____ Dataset

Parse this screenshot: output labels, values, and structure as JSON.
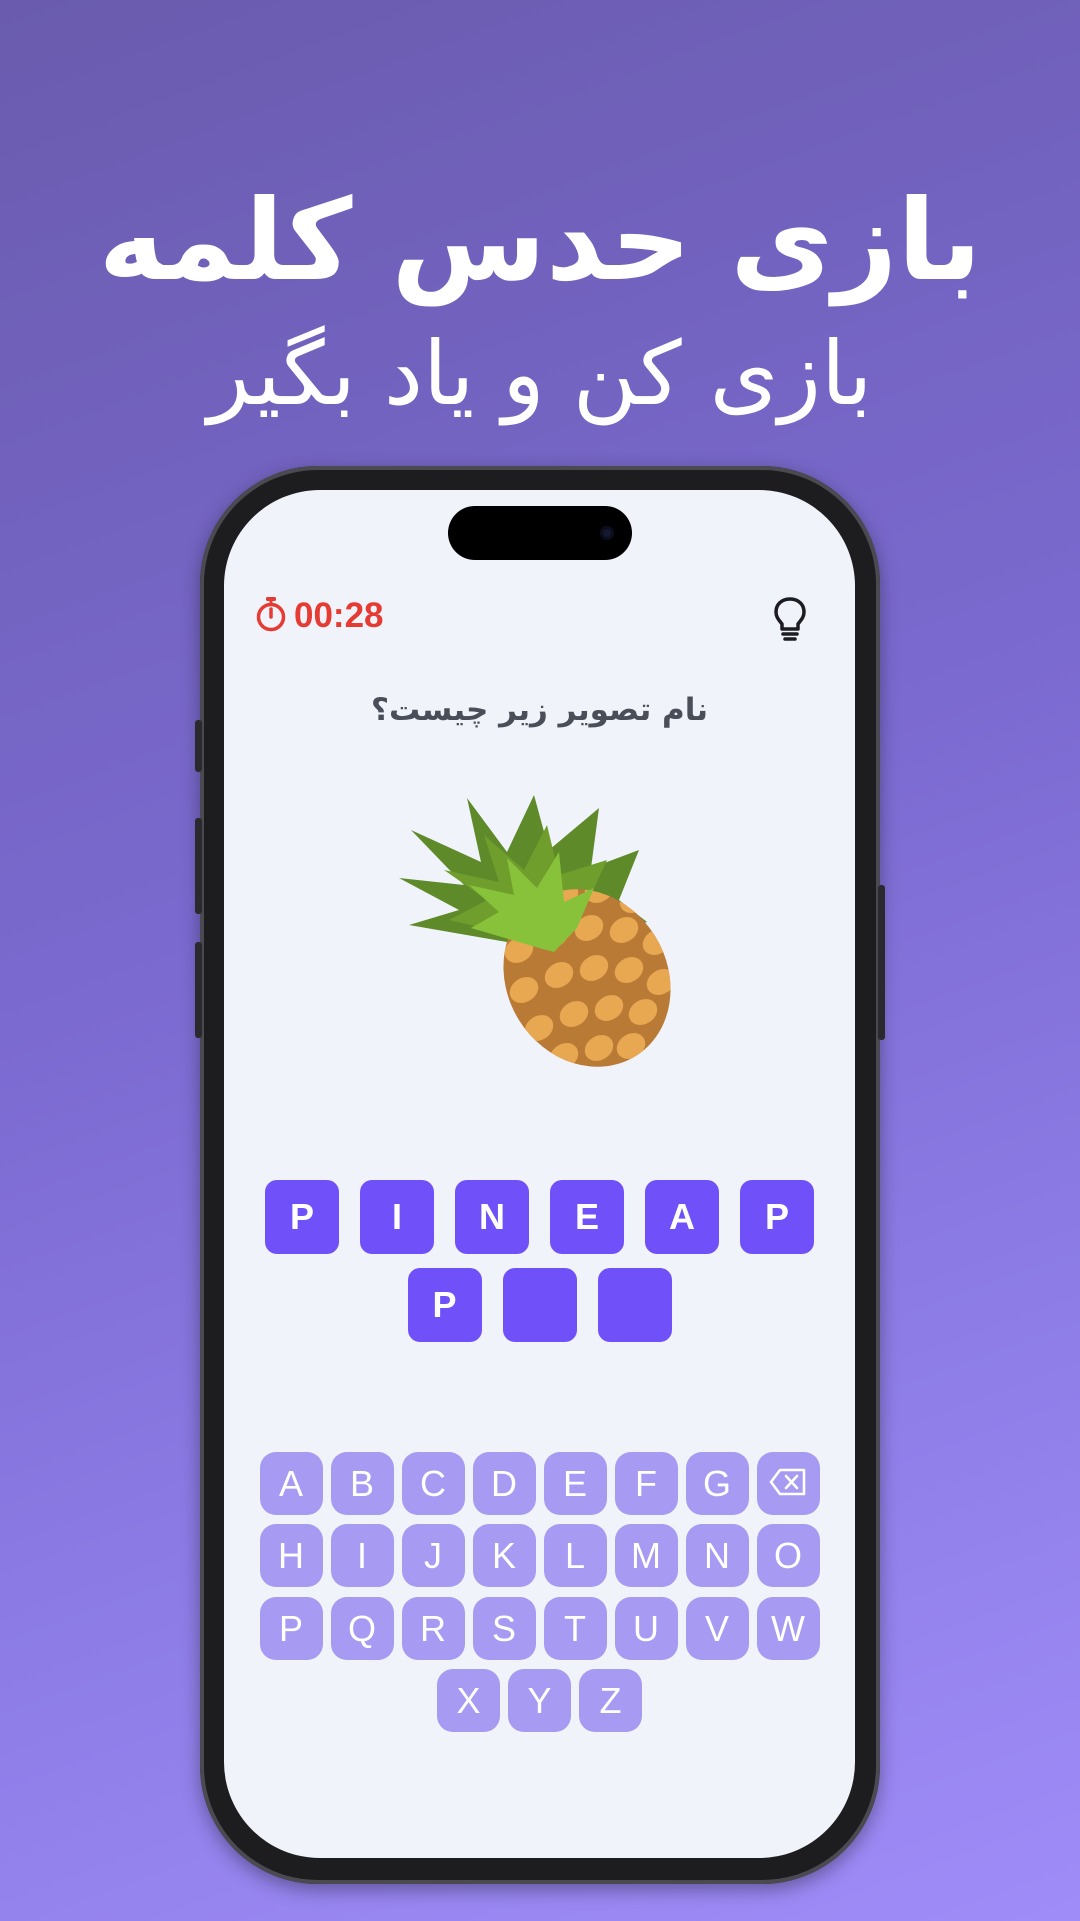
{
  "promo": {
    "title": "بازی حدس کلمه",
    "subtitle": "بازی کن و یاد بگیر"
  },
  "game": {
    "timer": "00:28",
    "question": "نام تصویر زیر چیست؟",
    "image_icon": "pineapple-image",
    "answer_slots_row1": [
      "P",
      "I",
      "N",
      "E",
      "A",
      "P"
    ],
    "answer_slots_row2": [
      "P",
      "",
      ""
    ],
    "keyboard": {
      "row1": [
        "A",
        "B",
        "C",
        "D",
        "E",
        "F",
        "G"
      ],
      "row2": [
        "H",
        "I",
        "J",
        "K",
        "L",
        "M",
        "N",
        "O"
      ],
      "row3": [
        "P",
        "Q",
        "R",
        "S",
        "T",
        "U",
        "V",
        "W"
      ],
      "row4": [
        "X",
        "Y",
        "Z"
      ],
      "backspace_icon": "backspace-icon"
    }
  },
  "colors": {
    "accent": "#7051f9",
    "key": "#a69af2",
    "timer": "#e53b33",
    "background_top": "#6a5bae",
    "background_bottom": "#a08cf8"
  }
}
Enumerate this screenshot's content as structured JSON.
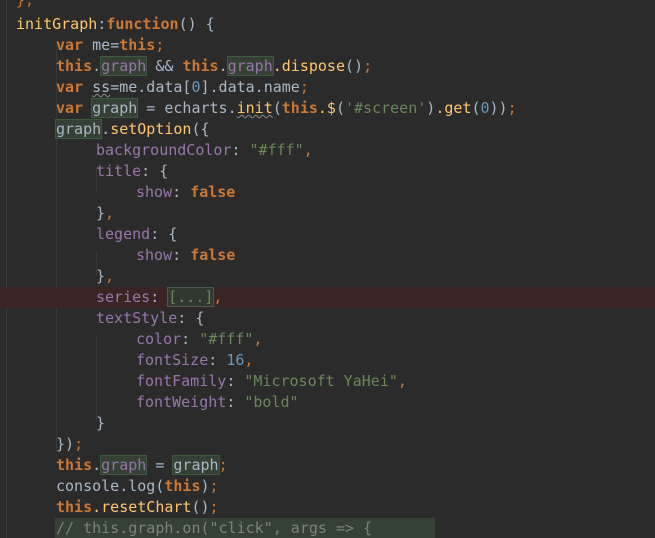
{
  "editor": {
    "lines": [
      "},",
      "initGraph:function() {",
      "var me=this;",
      "this.graph && this.graph.dispose();",
      "var ss=me.data[0].data.name;",
      "var graph = echarts.init(this.$('#screen').get(0));",
      "graph.setOption({",
      "backgroundColor: \"#fff\",",
      "title: {",
      "show: false",
      "},",
      "legend: {",
      "show: false",
      "},",
      "series: [...],",
      "textStyle: {",
      "color: \"#fff\",",
      "fontSize: 16,",
      "fontFamily: \"Microsoft YaHei\",",
      "fontWeight: \"bold\"",
      "}",
      "});",
      "this.graph = graph;",
      "console.log(this);",
      "this.resetChart();",
      "// this.graph.on(\"click\", args => {"
    ],
    "tokens": {
      "l0_close": "},",
      "l1_name": "initGraph",
      "l1_colon": ":",
      "l1_kw": "function",
      "l1_rest": "() {",
      "l2_kw": "var",
      "l2_id": "me",
      "l2_eq": "=",
      "l2_this": "this",
      "l2_semi": ";",
      "l3_this1": "this",
      "l3_dot1": ".",
      "l3_graph1": "graph",
      "l3_and": " && ",
      "l3_this2": "this",
      "l3_dot2": ".",
      "l3_graph2": "graph",
      "l3_dispose": ".dispose",
      "l3_call": "()",
      "l3_semi": ";",
      "l4_kw": "var",
      "l4_ss": "ss",
      "l4_rhs": "=me.data[",
      "l4_num": "0",
      "l4_rhs2": "].data.name",
      "l4_semi": ";",
      "l5_kw": "var",
      "l5_graph": "graph",
      "l5_eq": " = echarts.",
      "l5_init": "init",
      "l5_p1": "(",
      "l5_this": "this",
      "l5_dollar": ".$",
      "l5_p2": "(",
      "l5_str": "'#screen'",
      "l5_p3": ")",
      "l5_get": ".get",
      "l5_p4": "(",
      "l5_num": "0",
      "l5_p5": "))",
      "l5_semi": ";",
      "l6_graph": "graph",
      "l6_dot": ".",
      "l6_fn": "setOption",
      "l6_rest": "({",
      "l7_prop": "backgroundColor",
      "l7_colon": ": ",
      "l7_str": "\"#fff\"",
      "l7_comma": ",",
      "l8_prop": "title",
      "l8_rest": ": {",
      "l9_prop": "show",
      "l9_colon": ": ",
      "l9_kw": "false",
      "l10_close": "}",
      "l10_comma": ",",
      "l11_prop": "legend",
      "l11_rest": ": {",
      "l12_prop": "show",
      "l12_colon": ": ",
      "l12_kw": "false",
      "l13_close": "}",
      "l13_comma": ",",
      "l14_prop": "series",
      "l14_colon": ": ",
      "l14_fold": "[...]",
      "l14_comma": ",",
      "l15_prop": "textStyle",
      "l15_rest": ": {",
      "l16_prop": "color",
      "l16_colon": ": ",
      "l16_str": "\"#fff\"",
      "l16_comma": ",",
      "l17_prop": "fontSize",
      "l17_colon": ": ",
      "l17_num": "16",
      "l17_comma": ",",
      "l18_prop": "fontFamily",
      "l18_colon": ": ",
      "l18_str": "\"Microsoft YaHei\"",
      "l18_comma": ",",
      "l19_prop": "fontWeight",
      "l19_colon": ": ",
      "l19_str": "\"bold\"",
      "l20_close": "}",
      "l21_close": "})",
      "l21_semi": ";",
      "l22_this": "this",
      "l22_dot": ".",
      "l22_graph1": "graph",
      "l22_eq": " = ",
      "l22_graph2": "graph",
      "l22_semi": ";",
      "l23_console": "console",
      "l23_log": ".log(",
      "l23_this": "this",
      "l23_close": ")",
      "l23_semi": ";",
      "l24_this": "this",
      "l24_reset": ".resetChart",
      "l24_call": "()",
      "l24_semi": ";",
      "l25_comment": "// this.graph.on(\"click\", args => {"
    }
  },
  "colors": {
    "background": "#2b2b2b",
    "keyword": "#cc7832",
    "function": "#ffc66d",
    "property": "#9876aa",
    "string": "#6a8759",
    "number": "#6897bb",
    "text": "#a9b7c6",
    "highlight": "#344134",
    "error_line": "#3b2424"
  }
}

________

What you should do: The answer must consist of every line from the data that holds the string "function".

Task output:
      "initGraph:function() {",
      "l1_kw": "function",
    "function": "#ffc66d",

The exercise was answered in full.